But for a twist of fate, I likely would not have become captivated by the search for my family’s ancestors.
A colleague well known for his genealogy research and newspaper columns was retiring from the university where I work. We had occasionally had shared work ideas over lunch, so I offered to treat him to a farewell lunch at the spot of his choice. At the last minute, he couldn’t make it. Some months later, we were able to reschedule lunch and conversation.
On a whim, knowing his genealogy interests outside of work, I decided to plug some family surnames into a Google search. This might give us an added topic for our lunch conversation. I was intrigued with the first clues that I discovered. When you find a little, you will often want to get just a bit more, to clarify a fact here or a relationship there. And then again more. You’re hooked!

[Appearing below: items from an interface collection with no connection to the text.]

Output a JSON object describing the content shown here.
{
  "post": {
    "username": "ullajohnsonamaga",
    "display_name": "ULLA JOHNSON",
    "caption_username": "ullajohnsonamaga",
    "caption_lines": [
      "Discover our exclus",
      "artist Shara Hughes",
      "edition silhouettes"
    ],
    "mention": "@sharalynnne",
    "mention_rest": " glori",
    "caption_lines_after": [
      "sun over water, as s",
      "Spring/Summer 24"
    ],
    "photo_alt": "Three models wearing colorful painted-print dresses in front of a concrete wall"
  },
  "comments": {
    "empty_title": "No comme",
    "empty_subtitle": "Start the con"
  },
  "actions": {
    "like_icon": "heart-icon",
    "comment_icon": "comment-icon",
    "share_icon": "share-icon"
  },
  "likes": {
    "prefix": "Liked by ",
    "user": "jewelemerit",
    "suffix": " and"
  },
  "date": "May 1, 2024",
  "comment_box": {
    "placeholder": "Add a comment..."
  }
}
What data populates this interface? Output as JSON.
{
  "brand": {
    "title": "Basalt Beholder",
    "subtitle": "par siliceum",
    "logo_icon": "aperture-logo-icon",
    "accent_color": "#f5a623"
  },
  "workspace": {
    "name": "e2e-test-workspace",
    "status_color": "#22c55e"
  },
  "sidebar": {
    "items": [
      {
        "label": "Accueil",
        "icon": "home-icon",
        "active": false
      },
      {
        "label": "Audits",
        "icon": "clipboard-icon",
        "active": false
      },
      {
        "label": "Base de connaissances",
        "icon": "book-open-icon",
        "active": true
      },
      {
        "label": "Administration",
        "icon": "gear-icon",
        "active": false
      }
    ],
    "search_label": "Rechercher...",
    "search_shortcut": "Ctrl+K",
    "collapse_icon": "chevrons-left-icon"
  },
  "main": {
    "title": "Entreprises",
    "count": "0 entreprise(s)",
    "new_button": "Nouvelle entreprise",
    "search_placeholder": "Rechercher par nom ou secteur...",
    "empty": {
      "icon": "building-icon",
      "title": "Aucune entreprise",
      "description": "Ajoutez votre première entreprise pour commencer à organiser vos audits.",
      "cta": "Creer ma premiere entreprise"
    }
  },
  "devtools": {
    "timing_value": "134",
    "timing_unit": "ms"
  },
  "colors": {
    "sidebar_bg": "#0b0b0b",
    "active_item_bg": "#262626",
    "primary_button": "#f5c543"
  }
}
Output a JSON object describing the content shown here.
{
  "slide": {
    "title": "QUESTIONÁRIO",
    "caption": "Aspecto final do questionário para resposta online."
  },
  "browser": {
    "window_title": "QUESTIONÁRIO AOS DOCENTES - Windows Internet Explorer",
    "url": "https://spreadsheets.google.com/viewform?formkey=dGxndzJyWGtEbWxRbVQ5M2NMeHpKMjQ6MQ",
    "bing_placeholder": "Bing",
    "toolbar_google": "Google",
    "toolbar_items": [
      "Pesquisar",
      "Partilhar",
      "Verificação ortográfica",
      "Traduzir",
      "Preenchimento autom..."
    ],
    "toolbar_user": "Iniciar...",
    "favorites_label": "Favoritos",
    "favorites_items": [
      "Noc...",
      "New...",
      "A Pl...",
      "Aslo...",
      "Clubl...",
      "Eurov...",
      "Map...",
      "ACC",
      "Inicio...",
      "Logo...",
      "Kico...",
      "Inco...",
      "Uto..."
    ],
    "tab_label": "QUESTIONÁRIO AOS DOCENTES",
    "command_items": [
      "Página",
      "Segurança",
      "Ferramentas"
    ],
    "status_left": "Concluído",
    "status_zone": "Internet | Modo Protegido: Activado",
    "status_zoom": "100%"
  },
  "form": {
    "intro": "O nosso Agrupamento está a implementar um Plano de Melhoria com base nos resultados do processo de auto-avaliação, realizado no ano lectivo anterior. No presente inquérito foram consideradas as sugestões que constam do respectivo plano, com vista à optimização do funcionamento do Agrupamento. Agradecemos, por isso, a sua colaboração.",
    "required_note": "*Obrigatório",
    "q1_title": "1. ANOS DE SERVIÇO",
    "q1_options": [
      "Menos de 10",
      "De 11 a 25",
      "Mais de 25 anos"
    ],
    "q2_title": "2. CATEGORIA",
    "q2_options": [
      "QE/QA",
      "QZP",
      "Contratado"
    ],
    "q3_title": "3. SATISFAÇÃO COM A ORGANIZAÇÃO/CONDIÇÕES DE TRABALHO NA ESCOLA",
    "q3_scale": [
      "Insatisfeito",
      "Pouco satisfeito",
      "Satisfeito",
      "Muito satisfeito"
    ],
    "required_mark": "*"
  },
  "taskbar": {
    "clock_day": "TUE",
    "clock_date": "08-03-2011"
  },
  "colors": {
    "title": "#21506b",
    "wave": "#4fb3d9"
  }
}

We enjoyed lunch, including conversation about one ancestor he simply had been unable to find. Little did I know then that I would have a key ancestor like that as well… a classic brick wall situation.
The colleague was Terrence Day, and some of his helpful genealogy columns are online. For a collection of more than 65 of them under the heading The Family Tree from the Tri-City Herald in Washington, click here. Among the many topics Terry covers in those columns is immigration entry points and records. See Oct. 15, 2000, for that column.
He also has written about the elusive ancestor, his great-grandfather John Day, in a more recent column. Remarkably, the family has been trying to understand John Day’s origins since at least 1941. And here is a listing of some of Terry’s more recent genealogy articles for the paper.
This is my small way of saying “thanks, Terry” for all the years you were a fine colleague — and for the inspiration for launching my own genealogy research.